It’s Memorial Day weekend and you have nothing to do but brew, drink, and eat. But you could make your future brewing a little more productive with the very clever — and slightly challenging — UberFridge.
Homebrewer Elco Jacobs has posted a very detailed and easy-to-follow guide on how you turn an Arduino Nano and Asus router into an internet-connected temperature controller for your fermentation needs. Total cost? A couple of hours and about $100-$125, assuming you have a fridge. Not the cheapest project, but given that fermentation temperature has a major effect on the outcome of your homebrew, it’s not the worst money you could spend.
Jacobs has posted the code needed to run the whole system on Google Code, but his guide is definitely the place to start.
Innovation in pint glasses tends to come in the form of shape or weight, though not much has changed in decades (save for the famous Sam Adams glass). But clever marketers came up with a brilliant way to make you want to fill your glass with a dark beer: screen a special QR code onto the glass that can only be read when it’s up against a dark enough background.
For those who don’t know, QR codes are modern bar codes — they hold some form of data that can be read by one of dozens of different smartphone apps. For a QR code to work, like a barcode, the scanner needs to be able to tell the basic difference between white and black to be read (or some other combination of contrasting color). By printing a light-colored QR code onto a glass that simply can’t work with a light beer, it’s possible to provide some sort of bonus material with a dark beer.
Very clever, in the can’t-believe-I-didn’t-think-of-this-first kind of way.
This has been around for a little while, but we felt like it was worth posting again for another Friday how-to article.
The team at SparkFun electronics has written a detailed guide on how to connect your kegerator to a Twitter account, allowing you to broadcast the status of your keg to the world.
When I was first given the duty of making sure the SparkFun kegerator had beer for the SparkFun employees I was excited about getting to choose beer for my colleagues. My excitement quickly waned when I got a knock on my door while in the middle of a panelizing session for BatchPCB. The keg was out. It turns out the SparkFun drinking habits vary and the keg never goes out at a convenient time. People never like going to the break room to grab a cold pint of beer only to get the dreaded fweessssssh of an empty keg. I needed a solution. I wanted something that I could monitor remotely that could tell me when the keg was about to run out.
The most well known method of determining the fullness of a keg is to try to pick it up. If you can pick it up and not feel the mass of the liquid swishing around inside, the keg is out. The more difficult it is to lift the keg, the more full it is. This is just not feasible when it’s carefully wedged inside the keg fridge and is not the most accurate method around, plus it shakes up the beer. Weighing the keg would work well and four 100 pound force sensors would work for weighing the whole kegerator. I replaced the casters on the kegerator with carriage bolts that rest on the force sensors that rest on leftover PCBs that rest on furniture coasters. Hot glue was added to give some support that was needed for the lateral forces of moving the keg in and out of the kegerator.

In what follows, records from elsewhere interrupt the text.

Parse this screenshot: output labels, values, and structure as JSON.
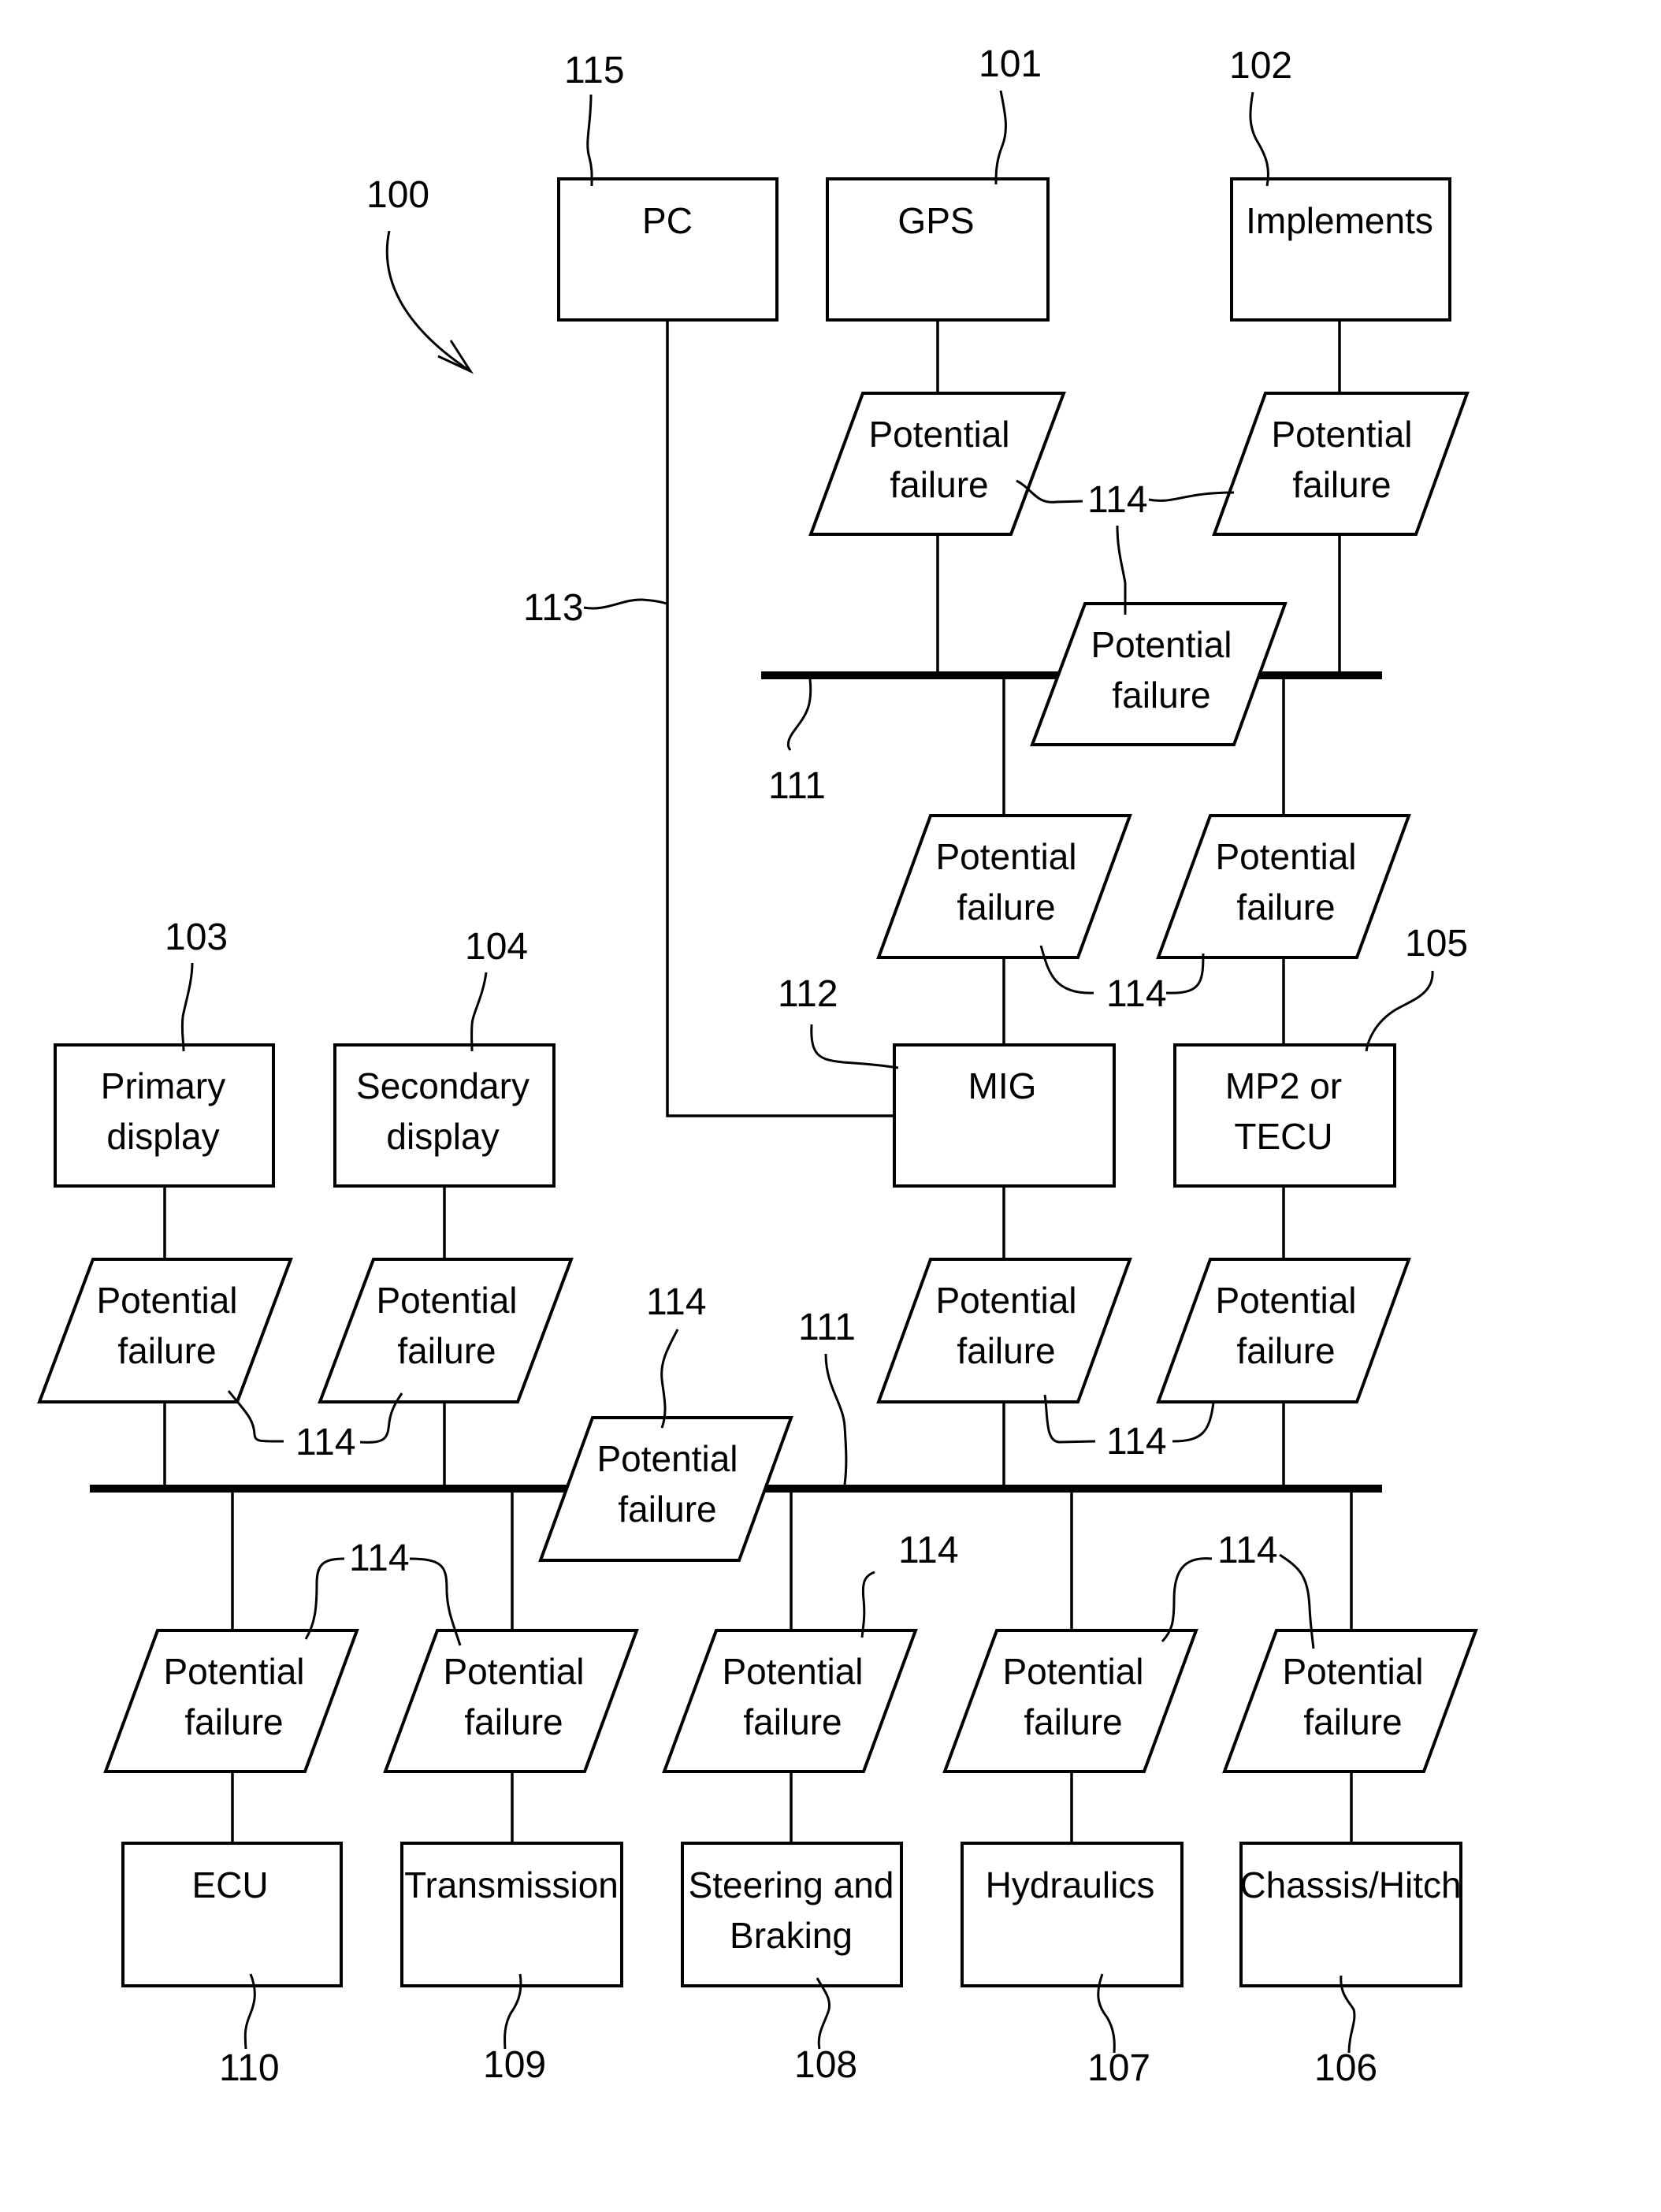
{
  "figure": {
    "system_ref": "100",
    "buses": [
      {
        "id": "upper_bus",
        "ref": "111"
      },
      {
        "id": "lower_bus",
        "ref": "111"
      }
    ],
    "pc_link_ref": "113",
    "failure_ref": "114",
    "nodes": {
      "pc": {
        "lines": [
          "PC"
        ],
        "ref": "115"
      },
      "gps": {
        "lines": [
          "GPS"
        ],
        "ref": "101"
      },
      "implements": {
        "lines": [
          "Implements"
        ],
        "ref": "102"
      },
      "mig": {
        "lines": [
          "MIG"
        ],
        "ref": "112"
      },
      "mp2": {
        "lines": [
          "MP2 or",
          "TECU"
        ],
        "ref": "105"
      },
      "primary": {
        "lines": [
          "Primary",
          "display"
        ],
        "ref": "103"
      },
      "secondary": {
        "lines": [
          "Secondary",
          "display"
        ],
        "ref": "104"
      },
      "ecu": {
        "lines": [
          "ECU"
        ],
        "ref": "110"
      },
      "transmission": {
        "lines": [
          "Transmission"
        ],
        "ref": "109"
      },
      "steering": {
        "lines": [
          "Steering and",
          "Braking"
        ],
        "ref": "108"
      },
      "hydraulics": {
        "lines": [
          "Hydraulics"
        ],
        "ref": "107"
      },
      "chassis": {
        "lines": [
          "Chassis/Hitch"
        ],
        "ref": "106"
      }
    },
    "failure_label": [
      "Potential",
      "failure"
    ]
  }
}
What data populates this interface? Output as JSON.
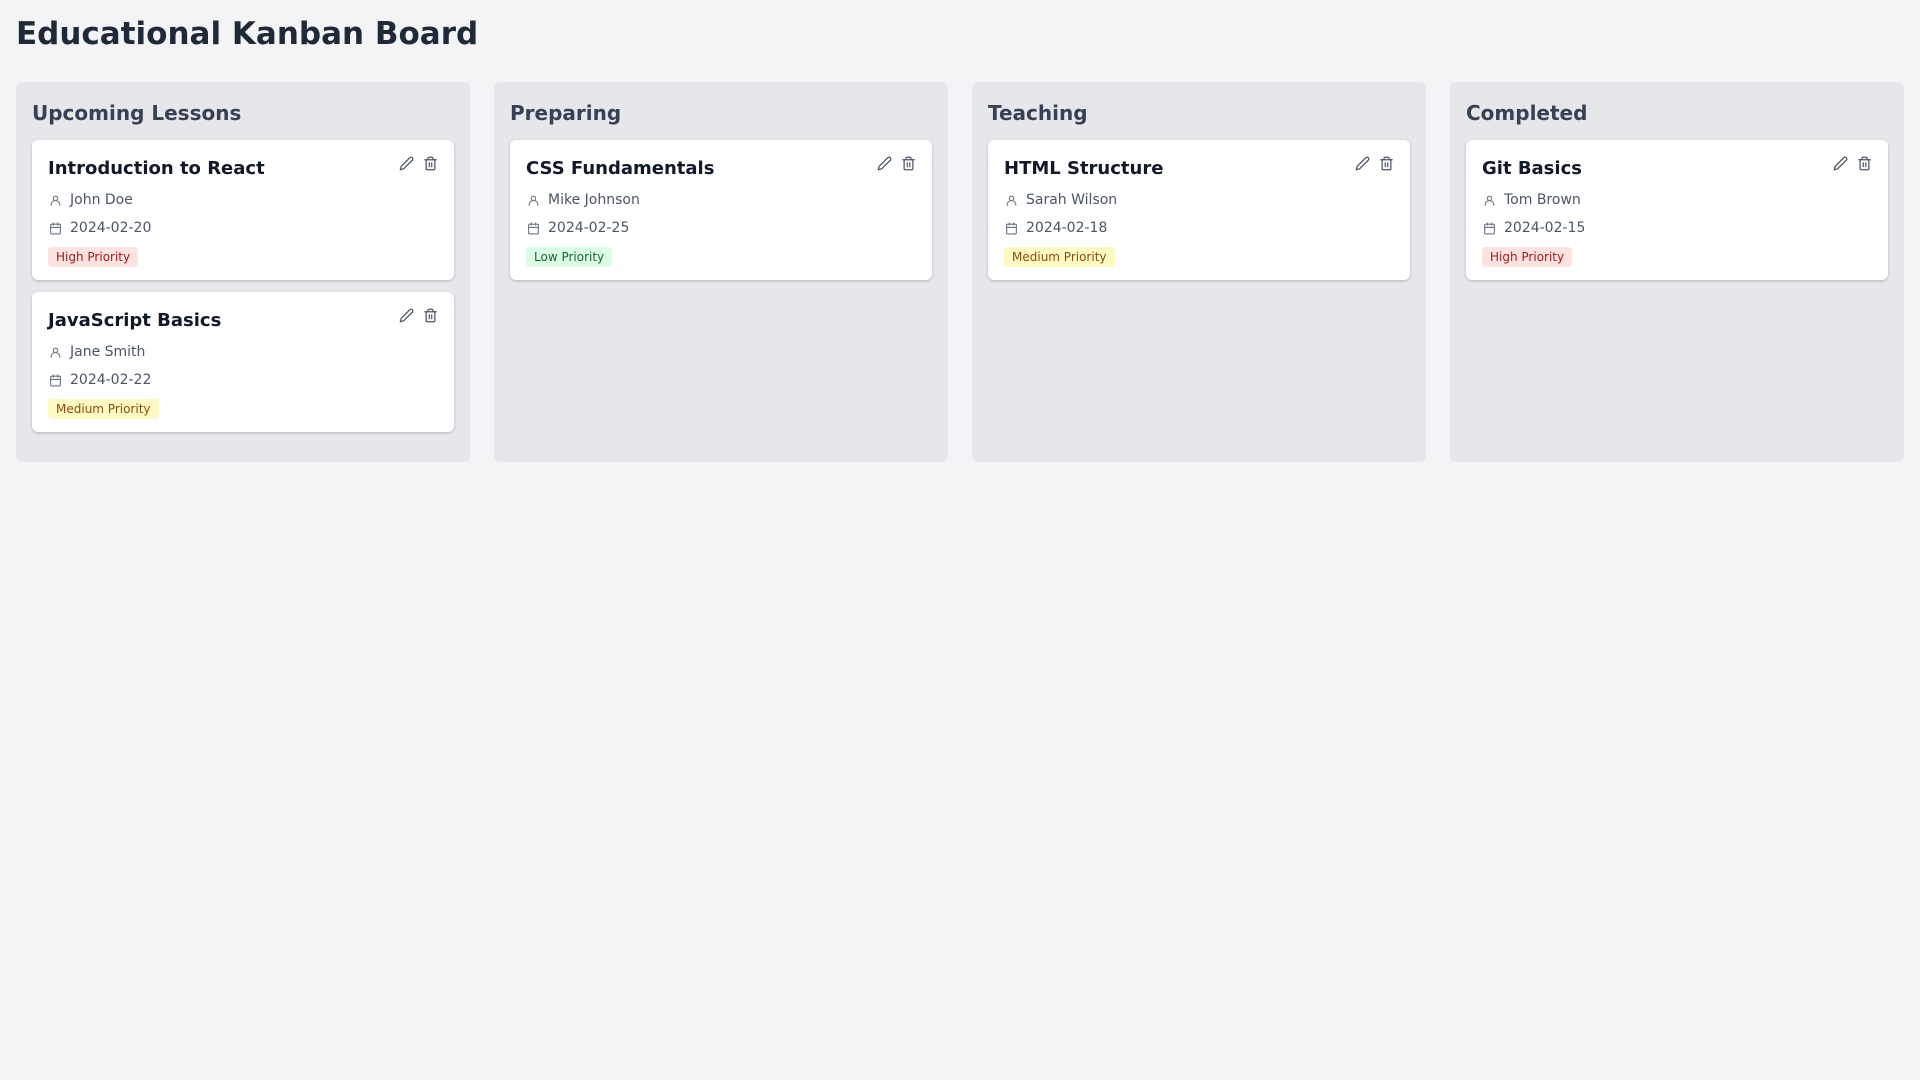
{
  "page": {
    "title": "Educational Kanban Board"
  },
  "columns": [
    {
      "title": "Upcoming Lessons",
      "cards": [
        {
          "title": "Introduction to React",
          "teacher": "John Doe",
          "date": "2024-02-20",
          "priority": "High Priority",
          "priority_level": "high"
        },
        {
          "title": "JavaScript Basics",
          "teacher": "Jane Smith",
          "date": "2024-02-22",
          "priority": "Medium Priority",
          "priority_level": "medium"
        }
      ]
    },
    {
      "title": "Preparing",
      "cards": [
        {
          "title": "CSS Fundamentals",
          "teacher": "Mike Johnson",
          "date": "2024-02-25",
          "priority": "Low Priority",
          "priority_level": "low"
        }
      ]
    },
    {
      "title": "Teaching",
      "cards": [
        {
          "title": "HTML Structure",
          "teacher": "Sarah Wilson",
          "date": "2024-02-18",
          "priority": "Medium Priority",
          "priority_level": "medium"
        }
      ]
    },
    {
      "title": "Completed",
      "cards": [
        {
          "title": "Git Basics",
          "teacher": "Tom Brown",
          "date": "2024-02-15",
          "priority": "High Priority",
          "priority_level": "high"
        }
      ]
    }
  ],
  "icons": {
    "edit": "pencil-icon",
    "delete": "trash-icon",
    "teacher": "user-icon",
    "date": "calendar-icon"
  },
  "colors": {
    "high_bg": "#fee2e2",
    "high_text": "#991b1b",
    "medium_bg": "#fef9c3",
    "medium_text": "#854d0e",
    "low_bg": "#dcfce7",
    "low_text": "#166534"
  }
}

It unfortunately doesn’t involve an iPad, but it’s certainly a cheaper solution. And as soon as you get it up and running, be sure to have your keg follow the Lautering account.
The engineering team at Yelp has created a fantastic iPad interface for their office keg. Building off of the existing KegBot platform, they built an iPad app that allows them to check-in with an RFID keycard, track user ratings, and track the amount of beer coming out of the keg. It even tracks the temperature.
Sensors attached to the keg feed data into an Arduino microcontroller, which in turn communicates directly with the iPad via a serial connection. The iPad processes that data and displays it in a snazzy manner along with a description of the current brew. An RFID reader attached to the system allows users to ’swipe in’ to KegMate and keep track of how much beer they’ve had, as well as assign a star rating for the beer currently in the keg (this is Yelp, after all).
If you were going to starting from scratch, this definitely takes some understanding of circuitry, iPad app development, and a host of other technical skills. Forunately, the team at Yelp has released everything they’ve done — the app, schematics, even part numbers — to help you put it together. If you’ve got an extra Saturday afternoon and a little ambition, they’ve made it simple enough to be an approachable project for almost anyone.
The downside? It requires an iPad, which is $500 alone, making this a $600+ project. If you’re interested in a simpler version of this, you can eliminate the iPad and use an old computer with the KegBot software.